I belong to a Yahoo Group of Austin business owners, and someone in our group just posted a long message about what he learned from being the victim of identity theft. The main violation that occurred was the compromise of the person’s Yahoo e-mail address. From there, all hell broke loose, involving eBay, PayPal, and $32,000 of merchandise about to be shipped to Africa… no kidding.
When I speak to audiences about identity theft, I stress to them that your e-mail account is one of the most important passwords you must protect— it needs to be as strong as the password you would use for your bank account! Think about it– when you forget a password to some account, what do you do? You click "Forgot password" and they usually send it to your e-mail address. How many accounts would people be able to access if they could check your e-mail? It’s a little unsettling, isn’t it?
The other thing I am always telling people is not to use the same password for everything. It’s probably okay to use a few that you rotate among less important accounts, but for the really important ones like banking, anything else financial, and your e-mail address, NEVER use the same one for those. This person who just wrote to our group said this was his downfall– he had used the same password for PayPal as he used for his eBay account, so once they had that, they just tried it on everything.
So, if you are using so many different secure passwords, how do you organize and keep track of them all? My favorite password management software is SplashID, because that is what I use daily. It does require that you have a PDA, like a Palm, to install the software, and it syncs to the PDA as well. I love having this information with me securely. It uses very secure encryption and you basically need to remember just one master password to unlock the rest of them. I use this software not just for passwords, but as a mini-database of little factoids I need to remember. My husband’s drivers license number, my kids’ social security numbers, my clients’ gate codes, software purchase information and license codes, and a hundred other things. Obviously, you need to check it out and decide for yourself about its security before you use it (use at your own risk). I also like Password Agent. Here is an article from Lifehack where there is a list of others people use.

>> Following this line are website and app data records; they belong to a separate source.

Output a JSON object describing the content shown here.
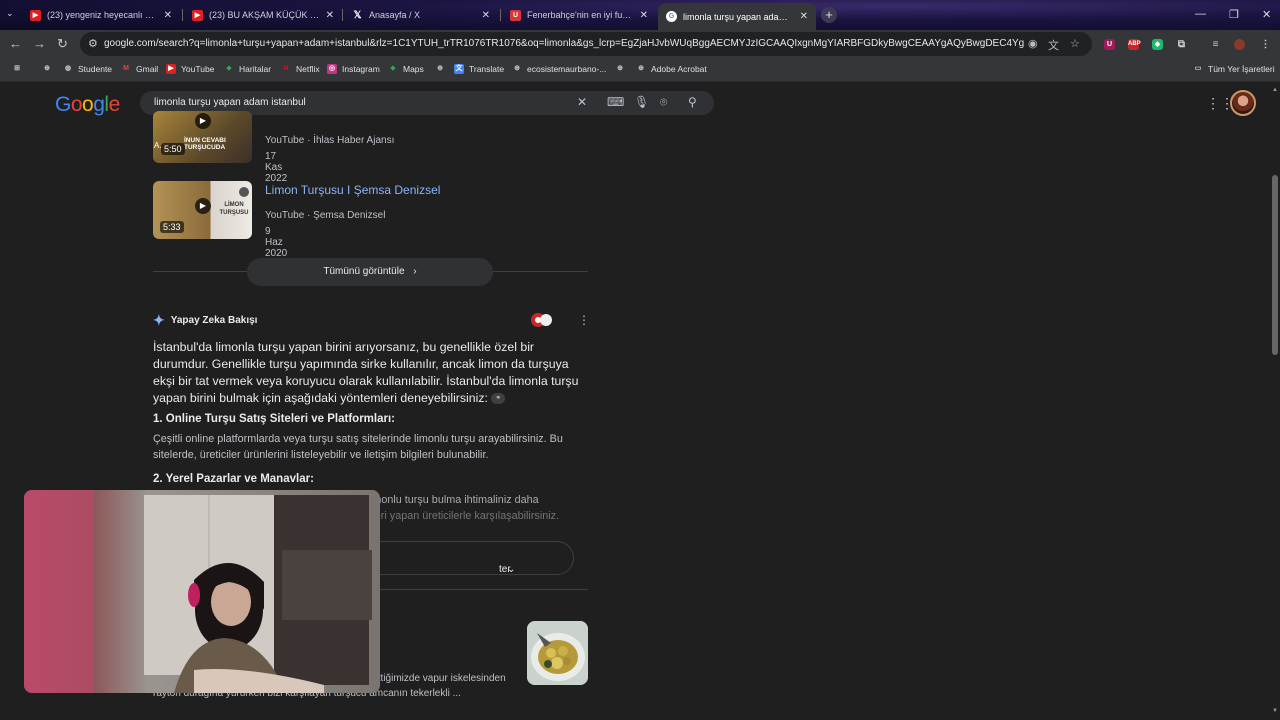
{
  "browser": {
    "tabs": [
      {
        "title": "(23) yengeniz heyecanlı pandik",
        "favicon": "youtube-icon",
        "active": false
      },
      {
        "title": "(23) BU AKŞAM KÜÇÜK BİR SİK",
        "favicon": "youtube-icon",
        "active": false
      },
      {
        "title": "Anasayfa / X",
        "favicon": "x-icon",
        "active": false
      },
      {
        "title": "Fenerbahçe'nin en iyi futbolcu",
        "favicon": "u-icon",
        "active": false
      },
      {
        "title": "limonla turşu yapan adam ista",
        "favicon": "google-icon",
        "active": true
      }
    ],
    "url": "google.com/search?q=limonla+turşu+yapan+adam+istanbul&rlz=1C1YTUH_trTR1076TR1076&oq=limonla&gs_lcrp=EgZjaHJvbWUqBggAECMYJzIGCAAQIxgnMgYIARBFGDkyBwgCEAAYgAQyBwgDEC4YgAQyBwgEEAAYgA...",
    "bookmarks": [
      {
        "label": "Studente",
        "icon": "globe-icon"
      },
      {
        "label": "Gmail",
        "icon": "gmail-icon"
      },
      {
        "label": "YouTube",
        "icon": "youtube-icon"
      },
      {
        "label": "Haritalar",
        "icon": "maps-icon"
      },
      {
        "label": "Netflix",
        "icon": "netflix-icon"
      },
      {
        "label": "Instagram",
        "icon": "instagram-icon"
      },
      {
        "label": "Maps",
        "icon": "maps-icon"
      },
      {
        "label": "",
        "icon": "globe-icon"
      },
      {
        "label": "Translate",
        "icon": "translate-icon"
      },
      {
        "label": "ecosistemaurbano-...",
        "icon": "globe-icon"
      },
      {
        "label": "",
        "icon": "globe-icon"
      },
      {
        "label": "Adobe Acrobat",
        "icon": "globe-icon"
      }
    ],
    "all_bookmarks": "Tüm Yer İşaretleri"
  },
  "google": {
    "logo": "Google",
    "query": "limonla turşu yapan adam istanbul"
  },
  "videos": [
    {
      "title": "",
      "source": "YouTube · İhlas Haber Ajansı",
      "date": "17 Kas 2022",
      "duration": "5:50",
      "thumb_text": "İNUN CEVABI TURŞUCUDA",
      "thumb_prefix": "A."
    },
    {
      "title": "Limon Turşusu I Şemsa Denizsel",
      "source": "YouTube · Şemsa Denizsel",
      "date": "9 Haz 2020",
      "duration": "5:33",
      "thumb_text": "LİMON TURŞUSU"
    }
  ],
  "view_all": "Tümünü görüntüle",
  "ai_overview": {
    "heading": "Yapay Zeka Bakışı",
    "intro": "İstanbul'da limonla turşu yapan birini arıyorsanız, bu genellikle özel bir durumdur. Genellikle turşu yapımında sirke kullanılır, ancak limon da turşuya ekşi bir tat vermek veya koruyucu olarak kullanılabilir. İstanbul'da limonla turşu yapan birini bulmak için aşağıdaki yöntemleri deneyebilirsiniz:",
    "section1_title": "1. Online Turşu Satış Siteleri ve Platformları:",
    "section1_text": "Çeşitli online platformlarda veya turşu satış sitelerinde limonlu turşu arayabilirsiniz. Bu sitelerde, üreticiler ürünlerini listeleyebilir ve iletişim bilgileri bulunabilir.",
    "section2_title": "2. Yerel Pazarlar ve Manavlar:",
    "section2_line1": "imonlu turşu bulma ihtimaliniz daha",
    "section2_line2": "lleri yapan üreticilerle karşılaşabilirsiniz.",
    "show_more": "ter"
  },
  "result": {
    "snippet_line1": "gittiğimizde vapur iskelesinden",
    "snippet_line2": "rayton durağına yürürken bizi karşılayan turşucu amcanın tekerlekli ..."
  },
  "colors": {
    "link": "#8ab4f8",
    "background": "#1f1f1f",
    "toolbar": "#35363a"
  }
}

Whatever you do, DON’T just keep this kind of information in a handy little Word or Excel document. This is not secure for so many reasons!
How are you going to protect your information? Do it today!